§ Task to complete
Line by line, copy out the data that follows.

§ Provided records
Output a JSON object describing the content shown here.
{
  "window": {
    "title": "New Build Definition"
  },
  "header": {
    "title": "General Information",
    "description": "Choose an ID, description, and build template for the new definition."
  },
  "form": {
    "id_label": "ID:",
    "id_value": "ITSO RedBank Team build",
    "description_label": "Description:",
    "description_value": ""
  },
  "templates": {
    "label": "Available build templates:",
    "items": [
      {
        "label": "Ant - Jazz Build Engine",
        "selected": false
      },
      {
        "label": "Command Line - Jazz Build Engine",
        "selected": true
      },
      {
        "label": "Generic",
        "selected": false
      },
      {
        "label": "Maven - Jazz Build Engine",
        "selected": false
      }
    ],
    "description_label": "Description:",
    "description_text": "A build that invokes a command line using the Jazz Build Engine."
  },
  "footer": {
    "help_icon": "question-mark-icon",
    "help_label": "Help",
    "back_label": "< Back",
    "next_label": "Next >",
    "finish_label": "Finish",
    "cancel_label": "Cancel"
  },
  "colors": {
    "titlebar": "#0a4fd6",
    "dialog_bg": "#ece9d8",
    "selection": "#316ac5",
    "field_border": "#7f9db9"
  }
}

§ Answer to the problem
Output a JSON object describing the content shown here.
{
  "window": {
    "title": "New Build Definition"
  },
  "header": {
    "title": "General Information",
    "description": "Choose an ID, description, and build template for the new definition."
  },
  "form": {
    "id_label": "ID:",
    "id_value": "ITSO RedBank Team build",
    "description_label": "Description:",
    "description_value": ""
  },
  "templates": {
    "label": "Available build templates:",
    "items": [
      {
        "label": "Ant - Jazz Build Engine",
        "selected": false
      },
      {
        "label": "Command Line - Jazz Build Engine",
        "selected": true
      },
      {
        "label": "Generic",
        "selected": false
      },
      {
        "label": "Maven - Jazz Build Engine",
        "selected": false
      }
    ],
    "description_label": "Description:",
    "description_text": "A build that invokes a command line using the Jazz Build Engine."
  },
  "footer": {
    "help_icon": "question-mark-icon",
    "help_label": "Help",
    "back_label": "< Back",
    "next_label": "Next >",
    "finish_label": "Finish",
    "cancel_label": "Cancel"
  },
  "colors": {
    "titlebar": "#0a4fd6",
    "dialog_bg": "#ece9d8",
    "selection": "#316ac5",
    "field_border": "#7f9db9"
  }
}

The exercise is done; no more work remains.